From what I’ve seen of the software, MadCap has done a neat job of adding the branching features to Flare and Central and integrating the features across both. So, you can now do all your authoring and builds in Flare and simply use Central as a source control system, or do your authoring in Flare but build and control your source material in Central, or various combinations of both. It’s extremely flexible.
However, that flexibility means it can be easy to get confused over what tasks you’re doing in what tool. Because of that, I’d strongly recommend that any authors who use the new branching features write detailed cheat sheets that describe the process step by step.

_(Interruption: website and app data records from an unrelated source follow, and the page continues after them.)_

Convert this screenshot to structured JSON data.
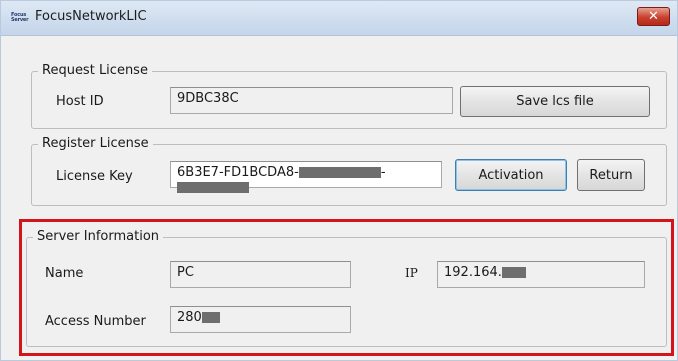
{
  "window": {
    "title": "FocusNetworkLIC",
    "app_icon_line1": "Focus",
    "app_icon_line2": "Server",
    "close_symbol": "✕"
  },
  "request_license": {
    "legend": "Request License",
    "host_id_label": "Host ID",
    "host_id_value": "9DBC38C",
    "save_button_label": "Save lcs file"
  },
  "register_license": {
    "legend": "Register License",
    "license_key_label": "License Key",
    "license_key_part1": "6B3E7-FD1BCDA8-",
    "license_key_separator": "-",
    "activation_button_label": "Activation",
    "return_button_label": "Return"
  },
  "server_information": {
    "legend": "Server Information",
    "name_label": "Name",
    "name_value": "PC",
    "ip_label": "IP",
    "ip_value": "192.164.",
    "access_number_label": "Access Number",
    "access_number_value": "280"
  },
  "colors": {
    "highlight_border": "#d4141b",
    "close_button": "#c9402e",
    "window_background": "#f0f0f0"
  }
}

There’s a bigger picture here as well. (What follows is my assessment of where MadCap is going. It’s not based on any information from MadCap.)
From the first, Flare has been both a tool and an environment to which MadCap attached new tools. For example, project analysis was originally done using the separate Analyzer tool until MadCap integrated Analyzer’s functionality into Flare via the Analysis feature. Generating analytics required using Google Analytics until MadCap added the analytics feature to Central. If you needed version control, you had to use third-party tools like Microsoft TFS, Git, or Subversion until MadCap added Central. Enhancement of the branching support in Central and Flare means that you can now do more and more tasks in the MadCap environment rather than having to mentally and procedurally integrate multiple tools from multiple vendors. In other words, MadCap is turning into a Swiss-Army knife vendor. What’s missing so far is large-scale governance features but the foundation is starting to appear.
I can see several effects from this.
- Flare will become competitive with larger, more expensive commercial content management systems.
- · Flare will become competitive with expensive and custom content management and authoring systems offered by consulting companies. (To illustrate this, a few years ago I spent two weeks in Washington, DC getting a very large multi-national agency up to speed on using Flare to put its user manuals online. The client had been considering using a custom authoring system from a large consulting company at a cost of several million US dollars. Somehow, the client stumbled across MadCap and got the same results and better functionality, without being held hostage to the consulting company, for a fraction of the cost. I never did find out what the savings were but from the client’s expression, they were very large.)
- · Project management will have to become increasingly rigorous. Doing branching alone requires careful attention; handling branching across several authoring tools, even if well-integrated, requires additional attention. Basically, the days of “winging it” are coming to an end.
Do you need to upgrade to the new versions of Flare and Central? If you don’t do branching, then no. The previous versions of both tools will do fine. But if you do have to worry about branching or see it being a factor in the near future, I definitely recommend upgrading.
About the Author
Neil has over four decades of experience in tech comm, with 36 years in training, consulting, and development for various online formats and tools including WinHelp, HTML Help, CE Help, JavaHelp, WebHelp, Flare, and more. Neil is a frequent speaker at MadWorld and the author of several books about Flare, mobile app development, and project management.
Neil is Madcap certified for Flare and Mimic. He provides training, consulting, and development for online help and documentation, Flare, Mimic, XML, single-sourcing, topic-based and structured authoring, and content strategy. He can be reached at firstname.lastname@example.org.